It’s not unusual for technology to impact the way that various industries conduct business. It’s also not unusual for emerging technologies to raise concerns among professionals and the general public. Both of these are especially true in modern pharmacy. As technologies are released and implemented, they are having an impact on pharmacists and the pharmacies they work in. Here’s how new technology is impacting pharmacies today:
Rather than standing behind a counter for eight to ten hours a day, handing out medications and advising patients of their side-effects, pharmacists are now able to spend more time on the hospital floor. It’s not unusual for pharmacists to make rounds in the hospital alongside doctors and nurses. In fact, of hospitals that have more than 300 beds, 43 percent have pharmacists that are able to make rounds, talking with patients and reviewing charts.
In 2003, only 2.7 percent of hospitals were utilizing computerized prescribing software. In 2010, that number increased to 18.9 percent. Hospitals utilizing computerized entry have witnessed a surge in both efficiency and patient safety. It is expected that the use of automated dispensing systems in the very near future will increase safety and efficiency to an even greater level.

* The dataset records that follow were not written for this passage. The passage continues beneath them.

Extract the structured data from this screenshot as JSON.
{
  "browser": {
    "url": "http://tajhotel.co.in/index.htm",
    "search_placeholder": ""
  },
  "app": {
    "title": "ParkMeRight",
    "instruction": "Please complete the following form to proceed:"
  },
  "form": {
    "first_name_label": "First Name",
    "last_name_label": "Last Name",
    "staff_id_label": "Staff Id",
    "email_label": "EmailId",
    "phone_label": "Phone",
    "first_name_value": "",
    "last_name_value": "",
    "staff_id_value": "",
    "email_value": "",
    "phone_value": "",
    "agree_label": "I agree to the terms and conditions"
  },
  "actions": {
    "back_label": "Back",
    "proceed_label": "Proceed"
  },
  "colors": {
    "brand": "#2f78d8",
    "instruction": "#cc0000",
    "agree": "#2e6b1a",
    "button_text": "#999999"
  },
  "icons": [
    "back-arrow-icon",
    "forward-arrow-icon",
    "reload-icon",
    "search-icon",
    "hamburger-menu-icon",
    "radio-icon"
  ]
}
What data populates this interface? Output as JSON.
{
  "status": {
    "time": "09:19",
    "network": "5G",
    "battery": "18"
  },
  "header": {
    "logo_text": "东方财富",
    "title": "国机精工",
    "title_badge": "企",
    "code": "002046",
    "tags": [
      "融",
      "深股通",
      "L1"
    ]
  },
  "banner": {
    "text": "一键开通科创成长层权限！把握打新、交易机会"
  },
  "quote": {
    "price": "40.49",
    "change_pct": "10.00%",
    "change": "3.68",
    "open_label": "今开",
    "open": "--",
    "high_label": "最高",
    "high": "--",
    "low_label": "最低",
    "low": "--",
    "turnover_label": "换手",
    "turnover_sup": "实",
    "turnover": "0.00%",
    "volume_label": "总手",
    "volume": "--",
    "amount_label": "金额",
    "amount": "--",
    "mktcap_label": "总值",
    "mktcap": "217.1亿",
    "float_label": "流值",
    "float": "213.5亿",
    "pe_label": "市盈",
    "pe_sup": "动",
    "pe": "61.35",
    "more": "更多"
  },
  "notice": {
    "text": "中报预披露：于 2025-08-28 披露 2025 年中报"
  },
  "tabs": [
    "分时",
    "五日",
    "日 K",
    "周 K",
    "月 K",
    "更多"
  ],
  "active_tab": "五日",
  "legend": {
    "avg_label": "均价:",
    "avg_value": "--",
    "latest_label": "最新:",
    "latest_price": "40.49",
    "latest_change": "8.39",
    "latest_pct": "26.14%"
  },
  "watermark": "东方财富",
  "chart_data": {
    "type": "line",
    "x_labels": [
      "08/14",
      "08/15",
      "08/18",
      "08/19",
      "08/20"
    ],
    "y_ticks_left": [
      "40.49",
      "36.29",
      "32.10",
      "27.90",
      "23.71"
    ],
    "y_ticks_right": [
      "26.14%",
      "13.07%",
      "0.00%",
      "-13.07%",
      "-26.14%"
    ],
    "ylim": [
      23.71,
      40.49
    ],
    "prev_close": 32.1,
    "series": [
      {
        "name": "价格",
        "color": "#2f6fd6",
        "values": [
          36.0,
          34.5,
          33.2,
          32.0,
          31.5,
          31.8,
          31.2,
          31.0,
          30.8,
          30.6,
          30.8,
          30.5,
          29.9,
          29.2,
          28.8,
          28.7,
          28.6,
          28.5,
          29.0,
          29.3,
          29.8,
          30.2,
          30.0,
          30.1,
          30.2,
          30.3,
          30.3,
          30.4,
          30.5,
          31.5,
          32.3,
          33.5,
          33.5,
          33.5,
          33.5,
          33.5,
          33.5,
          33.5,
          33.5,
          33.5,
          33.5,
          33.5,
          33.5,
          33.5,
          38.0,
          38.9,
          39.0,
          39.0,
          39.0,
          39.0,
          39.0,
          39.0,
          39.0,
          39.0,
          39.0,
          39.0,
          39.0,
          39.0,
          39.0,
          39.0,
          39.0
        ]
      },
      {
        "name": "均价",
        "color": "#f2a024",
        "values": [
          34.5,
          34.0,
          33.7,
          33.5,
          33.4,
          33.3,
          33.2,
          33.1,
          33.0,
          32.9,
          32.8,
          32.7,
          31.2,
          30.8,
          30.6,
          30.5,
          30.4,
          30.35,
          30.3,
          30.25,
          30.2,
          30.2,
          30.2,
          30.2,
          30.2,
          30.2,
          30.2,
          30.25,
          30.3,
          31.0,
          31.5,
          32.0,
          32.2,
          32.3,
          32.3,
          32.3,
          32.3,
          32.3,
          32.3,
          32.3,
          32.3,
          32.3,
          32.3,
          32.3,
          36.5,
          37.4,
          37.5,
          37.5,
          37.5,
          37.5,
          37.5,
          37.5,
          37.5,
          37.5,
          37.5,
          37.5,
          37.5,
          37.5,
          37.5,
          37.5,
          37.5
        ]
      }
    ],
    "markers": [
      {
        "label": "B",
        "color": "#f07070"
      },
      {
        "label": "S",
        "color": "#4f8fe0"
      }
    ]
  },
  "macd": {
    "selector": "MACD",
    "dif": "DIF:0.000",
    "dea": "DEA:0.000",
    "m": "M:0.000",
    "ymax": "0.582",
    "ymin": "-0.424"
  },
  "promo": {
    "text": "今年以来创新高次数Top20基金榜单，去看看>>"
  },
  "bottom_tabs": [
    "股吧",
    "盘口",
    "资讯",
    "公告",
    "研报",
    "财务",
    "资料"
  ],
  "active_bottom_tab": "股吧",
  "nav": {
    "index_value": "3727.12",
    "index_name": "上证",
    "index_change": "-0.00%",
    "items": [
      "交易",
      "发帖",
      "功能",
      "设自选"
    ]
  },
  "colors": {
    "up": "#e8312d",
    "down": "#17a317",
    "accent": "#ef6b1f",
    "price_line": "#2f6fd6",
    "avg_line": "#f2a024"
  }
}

Though they aren’t commonplace today, patients will be able to refill their medications after-hours very soon. Dispensing kiosks will allow patients to refill prescriptions even when the pharmacy is closed. This technology is expected to increase the efficiency of pharmacies and patient compliance. Automatic dispensing is also expected to lower the operating costs of pharmacies, forcing pharmacists to discover new sources of revenue.
Software is being developed that will allow pharmacists to send text messages to patients, reminding them to check their blood glucose levels, take their medication and even refill medications before they run out. Pharmacists expect that this technology will increase patient compliance and put a greater focus on prescription safety. According to today’s pharmacists, being able to contact patients after they’ve left the pharmacy will eventually lead to better self-care.
One of the drawbacks of technology in any industry is data-mining. Data-mining is conducted by third-party companies in order to secure the information of potential customers and clients. Pharmacists have a valid concern when you take into account that private, medical information will be stored on networks that may be hacked or mined. Tough security measures are in place, no system is full-proof. People filling prescriptions assume a level of privacy that, unfortunately, may be lessened in the face of technology.
Technology has benefits and drawbacks no matter the industry it is used in. While new and emerging technologies can benefit both pharmacists and patients alike. Though there may be problems associated with the use of technology in pharmacies, it is expected that the benefits will far outweigh any issues that arise.